The problem
Copy all the lines of the data that include the word "Revis".
-------------------------
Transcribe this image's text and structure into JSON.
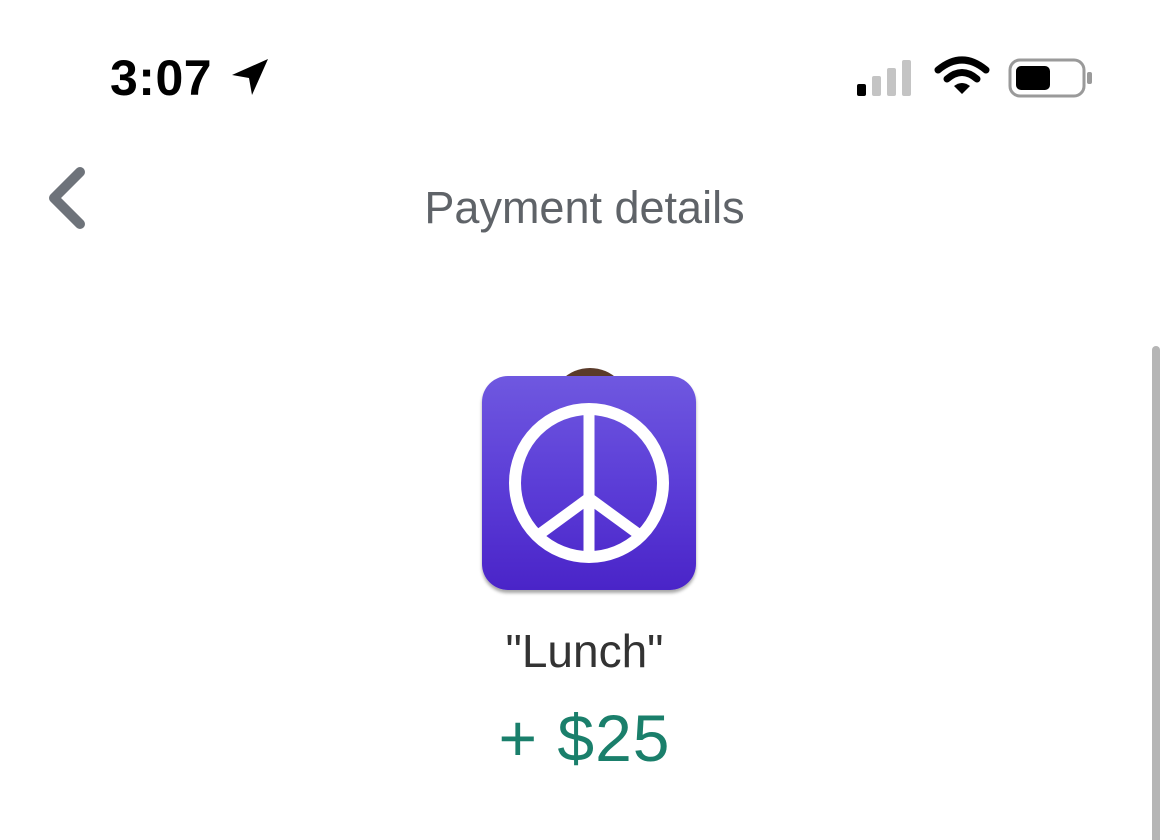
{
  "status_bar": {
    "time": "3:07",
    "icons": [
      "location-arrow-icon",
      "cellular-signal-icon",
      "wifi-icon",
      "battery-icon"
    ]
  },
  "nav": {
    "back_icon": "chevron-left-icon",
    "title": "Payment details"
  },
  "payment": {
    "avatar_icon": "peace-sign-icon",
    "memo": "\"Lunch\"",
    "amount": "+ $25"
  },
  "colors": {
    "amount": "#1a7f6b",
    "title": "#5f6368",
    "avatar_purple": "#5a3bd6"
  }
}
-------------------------
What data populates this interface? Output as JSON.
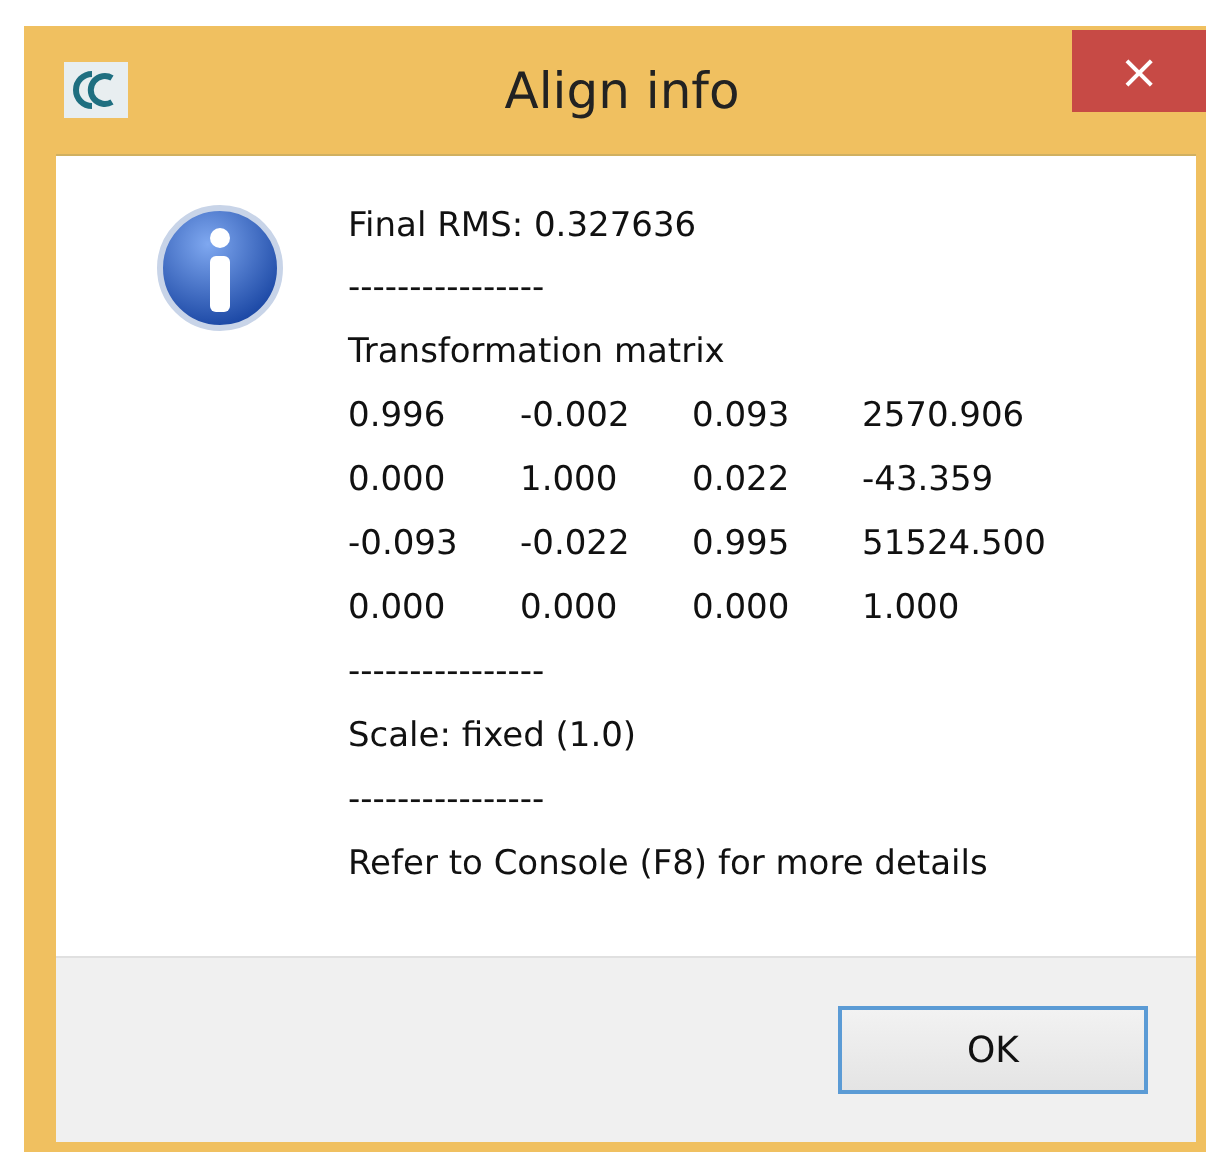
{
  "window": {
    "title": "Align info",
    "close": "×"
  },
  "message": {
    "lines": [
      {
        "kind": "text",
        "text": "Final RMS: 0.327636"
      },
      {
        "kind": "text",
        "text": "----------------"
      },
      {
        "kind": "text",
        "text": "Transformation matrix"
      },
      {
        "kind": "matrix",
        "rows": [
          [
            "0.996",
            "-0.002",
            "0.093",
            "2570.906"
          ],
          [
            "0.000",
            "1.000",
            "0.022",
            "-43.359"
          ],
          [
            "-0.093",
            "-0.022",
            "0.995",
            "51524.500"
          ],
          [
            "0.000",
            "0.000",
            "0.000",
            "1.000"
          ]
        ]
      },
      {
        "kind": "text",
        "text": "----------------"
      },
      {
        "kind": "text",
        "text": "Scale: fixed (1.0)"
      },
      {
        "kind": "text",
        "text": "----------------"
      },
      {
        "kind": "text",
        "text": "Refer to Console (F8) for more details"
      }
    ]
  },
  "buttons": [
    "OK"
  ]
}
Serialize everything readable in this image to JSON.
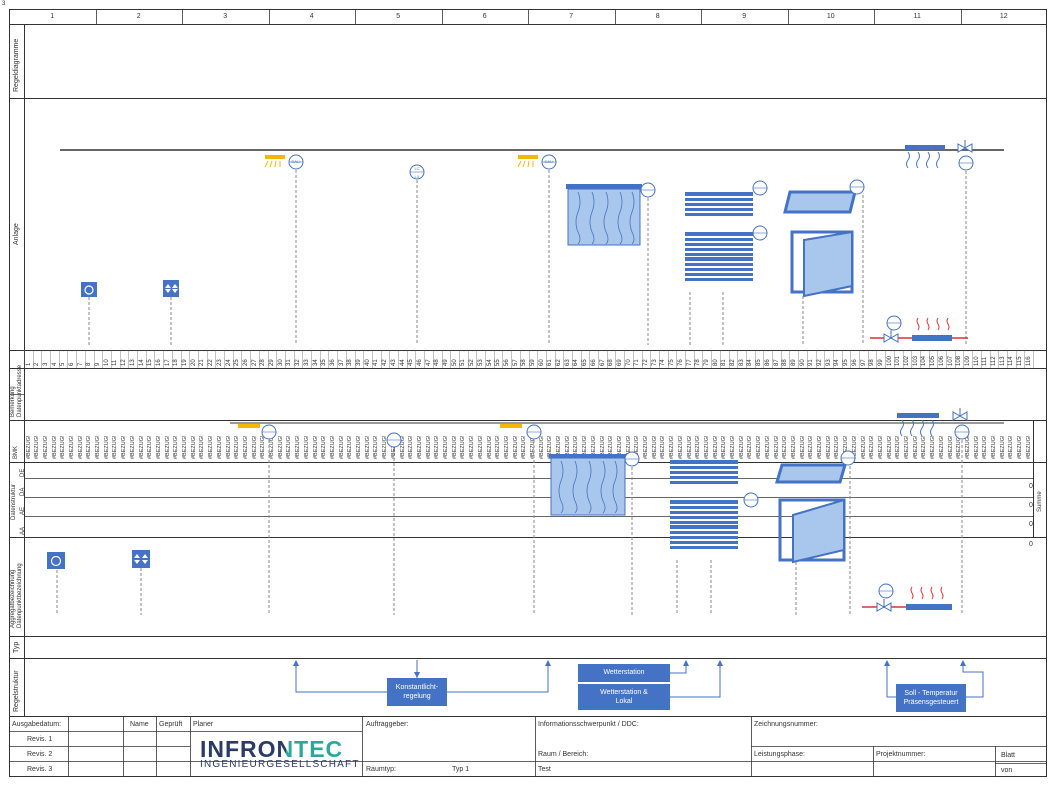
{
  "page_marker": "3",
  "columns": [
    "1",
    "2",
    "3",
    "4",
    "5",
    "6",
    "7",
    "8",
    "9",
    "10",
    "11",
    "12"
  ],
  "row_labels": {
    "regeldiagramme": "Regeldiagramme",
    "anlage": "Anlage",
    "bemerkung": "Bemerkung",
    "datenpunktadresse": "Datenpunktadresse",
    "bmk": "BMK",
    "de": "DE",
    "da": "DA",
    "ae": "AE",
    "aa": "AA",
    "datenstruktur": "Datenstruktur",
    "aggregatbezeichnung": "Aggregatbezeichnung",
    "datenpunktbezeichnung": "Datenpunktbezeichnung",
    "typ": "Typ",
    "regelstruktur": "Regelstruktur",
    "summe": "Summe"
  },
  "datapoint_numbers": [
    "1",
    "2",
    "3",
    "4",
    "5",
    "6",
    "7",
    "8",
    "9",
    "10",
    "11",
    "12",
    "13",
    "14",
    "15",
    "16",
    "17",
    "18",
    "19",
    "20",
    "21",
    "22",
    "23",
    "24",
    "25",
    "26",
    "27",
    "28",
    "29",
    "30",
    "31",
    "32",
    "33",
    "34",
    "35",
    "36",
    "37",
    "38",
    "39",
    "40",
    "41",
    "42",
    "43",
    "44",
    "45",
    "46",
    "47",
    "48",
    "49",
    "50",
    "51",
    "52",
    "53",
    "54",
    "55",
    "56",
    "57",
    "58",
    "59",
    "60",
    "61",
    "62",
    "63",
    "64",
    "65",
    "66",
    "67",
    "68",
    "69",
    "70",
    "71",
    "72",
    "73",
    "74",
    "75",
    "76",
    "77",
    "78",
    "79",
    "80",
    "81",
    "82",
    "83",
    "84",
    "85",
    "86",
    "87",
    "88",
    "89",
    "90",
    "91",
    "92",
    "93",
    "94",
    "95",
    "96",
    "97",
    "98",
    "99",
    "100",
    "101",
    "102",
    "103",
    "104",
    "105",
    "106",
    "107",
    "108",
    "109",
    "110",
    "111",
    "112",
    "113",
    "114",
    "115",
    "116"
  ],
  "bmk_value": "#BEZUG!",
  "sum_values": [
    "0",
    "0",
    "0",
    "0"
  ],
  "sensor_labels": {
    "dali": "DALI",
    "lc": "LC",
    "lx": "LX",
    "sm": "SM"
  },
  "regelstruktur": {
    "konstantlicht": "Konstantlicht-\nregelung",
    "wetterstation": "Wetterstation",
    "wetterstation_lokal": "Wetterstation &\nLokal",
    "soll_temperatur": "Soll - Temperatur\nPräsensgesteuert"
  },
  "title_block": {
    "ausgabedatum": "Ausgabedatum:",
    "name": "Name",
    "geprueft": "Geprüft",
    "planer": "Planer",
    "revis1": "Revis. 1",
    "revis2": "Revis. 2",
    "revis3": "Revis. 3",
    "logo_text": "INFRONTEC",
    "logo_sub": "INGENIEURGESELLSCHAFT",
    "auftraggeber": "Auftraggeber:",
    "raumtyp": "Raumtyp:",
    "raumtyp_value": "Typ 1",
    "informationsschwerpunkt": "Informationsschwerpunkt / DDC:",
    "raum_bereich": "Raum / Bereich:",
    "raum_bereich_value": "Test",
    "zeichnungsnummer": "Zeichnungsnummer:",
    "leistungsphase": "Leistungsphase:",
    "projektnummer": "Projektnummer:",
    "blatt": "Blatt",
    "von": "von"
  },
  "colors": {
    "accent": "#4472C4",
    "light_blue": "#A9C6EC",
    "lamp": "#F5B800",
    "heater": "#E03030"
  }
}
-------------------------
Response below
    "revis1": "Revis. 1",
    "revis2": "Revis. 2",
    "revis3": "Revis. 3",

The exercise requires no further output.